What would you say is one of the biggest challenges in your field?
In my 20 years of being a transplanter, we have made this treatment option accessible to a lot more patients beyond the prior age limits that had been set due to transplant complications. So we now can provide more access to transplants than when I started my hematology career. Now we have more supportive care, medicines and so forth. Where the challenge comes, after the successful transplant, is trying to improve the quality of life for our patients.
Even those patients whom the medical team considers a success report fatigue and a lot of limitations mentally and physically. Life is not static, and recovery is a long process. My hope is that if we can minimize the impact of all the comorbidities in the long run, our impact will be greater.
What do you see as the future of cancer screening and prevention efforts?
My mother used to run a vaccination program in Argentina. So my mom is all about prevention and vaccines. She used to say, “I hate disease, and I don’t want to see people sick when it can be avoided.” So prevention I think is where we need to put more effort.
Of course, there’s a limit to what we can do. Not all the cancers are preventable, but screening with annual exams helps. In my field, most of those cases are not exposure related. So there’s not that much to blame. But it comes back to the science — we’re learning a lot, and we have made a lot of progress, but if we knew how all these cancers develop and what causes them, we could help more.
Who is the person who encouraged you the most in your career and how did they impact you?
When I was a medical student, I did a rotation at Yale University. One day I saw this sign in the hospital hallway that said “Bone Marrow Transplant Unit.” I had no idea what this meant. So I contacted the student dean and was put in touch with Dr. Joel Rappeport. He was not very interested in having a student for just one week — he even challenged me with what I could possibly learn from him in such a short time. My answer was: “I just want to see what you do with your life this week.” This was enough to connect us for the rest of our professional careers. This was a crucial week for the life of a transplant patient, when chemotherapy was given and I participated in harvesting bone marrow in the OR from the patient’s relative — my first time doing this.
I have been lucky in my mentee experience. I always found the right mentor who gave me the guidance I needed while I trained at Yale (Drs. Nancy Berliner and Diane Krause) and at Memorial Sloan Kettering (Drs. Richard O’Reilly, Malcolm Moore and Marcel van den Brink). I was fortunate to be part of Moffitt’s transplant team and gained valuable experience from Drs. Claudio Anasetti and William Dalton.
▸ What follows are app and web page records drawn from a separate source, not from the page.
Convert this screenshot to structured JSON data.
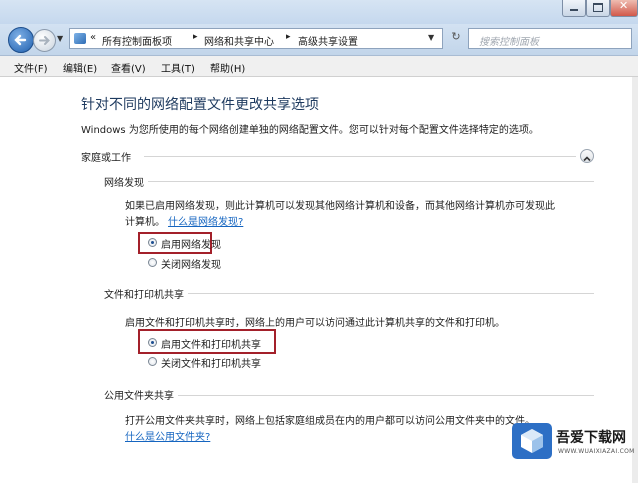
{
  "breadcrumb": {
    "chevron": "«",
    "items": [
      "所有控制面板项",
      "网络和共享中心",
      "高级共享设置"
    ]
  },
  "search": {
    "placeholder": "搜索控制面板"
  },
  "menu": [
    "文件(F)",
    "编辑(E)",
    "查看(V)",
    "工具(T)",
    "帮助(H)"
  ],
  "page": {
    "title": "针对不同的网络配置文件更改共享选项",
    "description": "Windows 为您所使用的每个网络创建单独的网络配置文件。您可以针对每个配置文件选择特定的选项。",
    "profile": "家庭或工作",
    "sections": [
      {
        "title": "网络发现",
        "text_line1": "如果已启用网络发现，则此计算机可以发现其他网络计算机和设备，而其他网络计算机亦可发现此",
        "text_line2": "计算机。",
        "link": "什么是网络发现?",
        "options": [
          {
            "label": "启用网络发现",
            "selected": true
          },
          {
            "label": "关闭网络发现",
            "selected": false
          }
        ]
      },
      {
        "title": "文件和打印机共享",
        "text_line1": "启用文件和打印机共享时，网络上的用户可以访问通过此计算机共享的文件和打印机。",
        "options": [
          {
            "label": "启用文件和打印机共享",
            "selected": true
          },
          {
            "label": "关闭文件和打印机共享",
            "selected": false
          }
        ]
      },
      {
        "title": "公用文件夹共享",
        "text_line1": "打开公用文件夹共享时，网络上包括家庭组成员在内的用户都可以访问公用文件夹中的文件。",
        "link": "什么是公用文件夹?"
      }
    ]
  },
  "watermark": {
    "title": "吾爱下载网",
    "subtitle": "WWW.WUAIXIAZAI.COM"
  },
  "colors": {
    "highlight_border": "#a3202a",
    "link": "#1565c0",
    "title": "#1e3a5f"
  },
  "icons": [
    "back-arrow-icon",
    "forward-arrow-icon",
    "refresh-icon",
    "collapse-chevron-icon",
    "window-minimize-icon",
    "window-maximize-icon",
    "window-close-icon"
  ]
}
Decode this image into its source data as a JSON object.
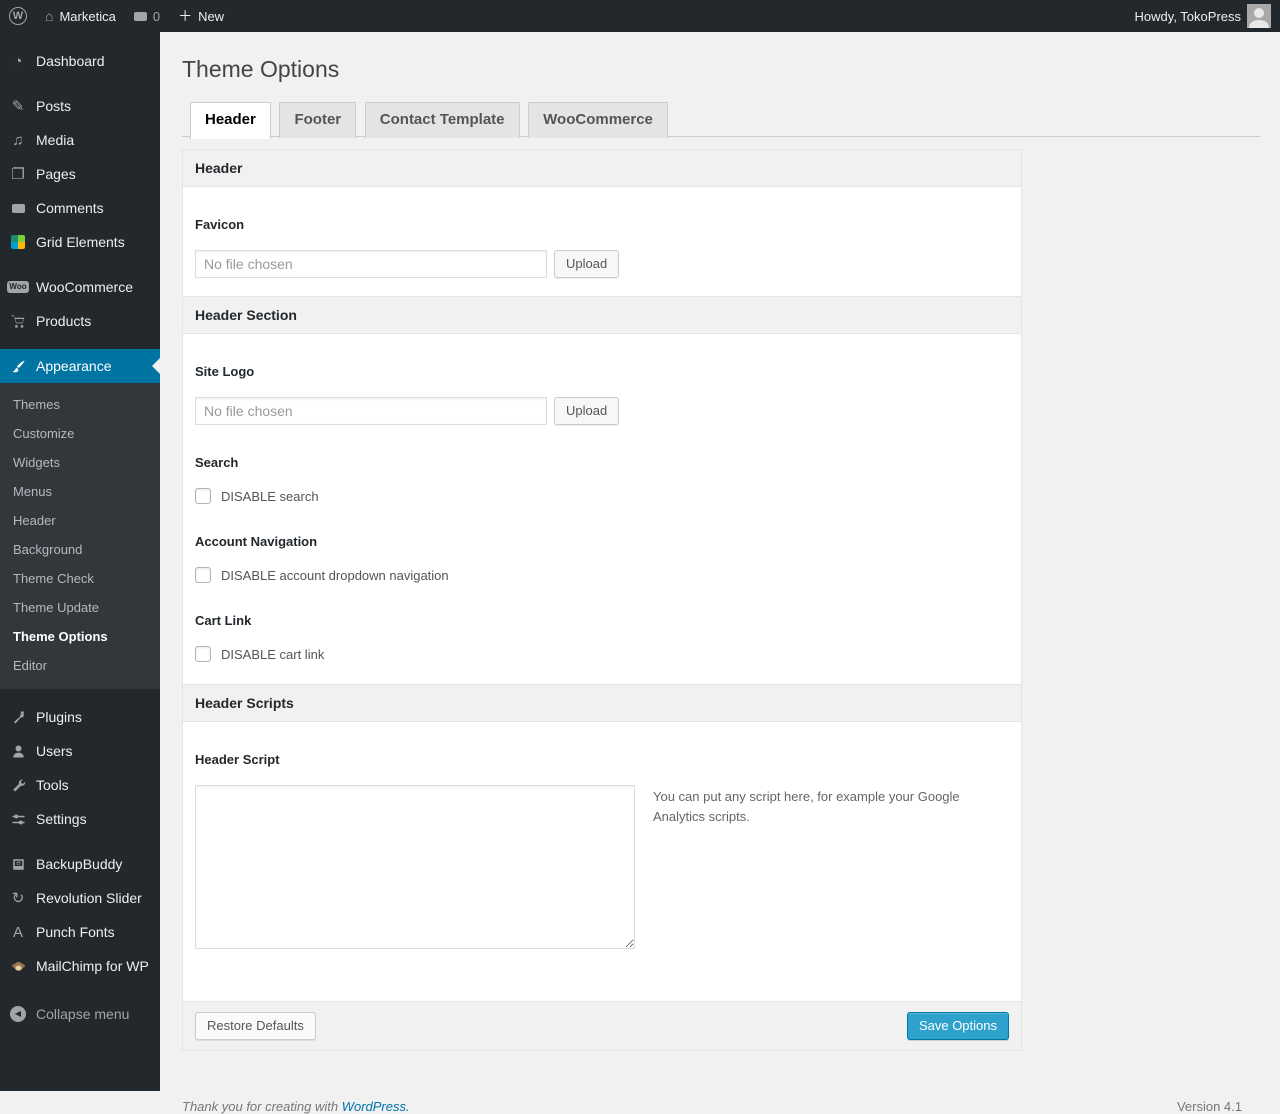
{
  "admin_bar": {
    "site_name": "Marketica",
    "comments_count": "0",
    "new_label": "New",
    "howdy": "Howdy, TokoPress"
  },
  "sidebar": {
    "woo_badge": "Woo",
    "punch_icon_letter": "A",
    "items": [
      {
        "label": "Dashboard",
        "icon": "dashboard-icon"
      },
      {
        "label": "Posts",
        "icon": "pin-icon"
      },
      {
        "label": "Media",
        "icon": "media-icon"
      },
      {
        "label": "Pages",
        "icon": "pages-icon"
      },
      {
        "label": "Comments",
        "icon": "comments-bubble-icon"
      },
      {
        "label": "Grid Elements",
        "icon": "grid-elements-icon"
      },
      {
        "label": "WooCommerce",
        "icon": "woocommerce-badge-icon"
      },
      {
        "label": "Products",
        "icon": "cart-icon"
      },
      {
        "label": "Appearance",
        "icon": "paintbrush-icon",
        "active": true
      },
      {
        "label": "Plugins",
        "icon": "plug-icon"
      },
      {
        "label": "Users",
        "icon": "user-icon"
      },
      {
        "label": "Tools",
        "icon": "tools-icon"
      },
      {
        "label": "Settings",
        "icon": "sliders-icon"
      },
      {
        "label": "BackupBuddy",
        "icon": "backup-disk-icon"
      },
      {
        "label": "Revolution Slider",
        "icon": "refresh-icon"
      },
      {
        "label": "Punch Fonts",
        "icon": "letter-a-icon"
      },
      {
        "label": "MailChimp for WP",
        "icon": "monkey-icon"
      }
    ],
    "appearance_submenu": [
      {
        "label": "Themes"
      },
      {
        "label": "Customize"
      },
      {
        "label": "Widgets"
      },
      {
        "label": "Menus"
      },
      {
        "label": "Header"
      },
      {
        "label": "Background"
      },
      {
        "label": "Theme Check"
      },
      {
        "label": "Theme Update"
      },
      {
        "label": "Theme Options",
        "current": true
      },
      {
        "label": "Editor"
      }
    ],
    "collapse_label": "Collapse menu"
  },
  "main": {
    "page_title": "Theme Options",
    "tabs": [
      {
        "label": "Header",
        "active": true
      },
      {
        "label": "Footer"
      },
      {
        "label": "Contact Template"
      },
      {
        "label": "WooCommerce"
      }
    ],
    "panel": {
      "header_section_title": "Header",
      "favicon": {
        "label": "Favicon",
        "file_value": "No file chosen",
        "upload_label": "Upload"
      },
      "header_area_title": "Header Section",
      "site_logo": {
        "label": "Site Logo",
        "file_value": "No file chosen",
        "upload_label": "Upload"
      },
      "search": {
        "label": "Search",
        "checkbox_label": "DISABLE search",
        "checked": false
      },
      "account_navigation": {
        "label": "Account Navigation",
        "checkbox_label": "DISABLE account dropdown navigation",
        "checked": false
      },
      "cart_link": {
        "label": "Cart Link",
        "checkbox_label": "DISABLE cart link",
        "checked": false
      },
      "header_scripts_title": "Header Scripts",
      "header_script": {
        "label": "Header Script",
        "value": "",
        "help": "You can put any script here, for example your Google Analytics scripts."
      },
      "restore_label": "Restore Defaults",
      "save_label": "Save Options"
    }
  },
  "footer": {
    "thanks_prefix": "Thank you for creating with",
    "wordpress_link": "WordPress.",
    "version": "Version 4.1"
  },
  "colors": {
    "admin_bar_bg": "#23282d",
    "sidebar_bg": "#23282d",
    "submenu_bg": "#32373c",
    "active_menu_bg": "#0074a2",
    "primary_button_bg": "#2ea2cc",
    "link_blue": "#0073aa",
    "page_bg": "#f1f1f1"
  }
}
What advice would you give a younger colleague about balancing work responsibilities, personal responsibilities and self-care?
As you age and gain knowledge and confidence, you cope with things differently. The pressure is always there, obviously. You try to do your best, but never let yourself get to a point where you’re frustrated. You need to learn how to let go and just be happy with yourself so you can make others happy, too. If you are in that state, everything else goes more smoothly in your professional and personal life. You just have to find the right balance in your life — easier said than done. I love to work. I love what I do here. But what defines me is my family and friends who contribute so much to who I am so I can help others.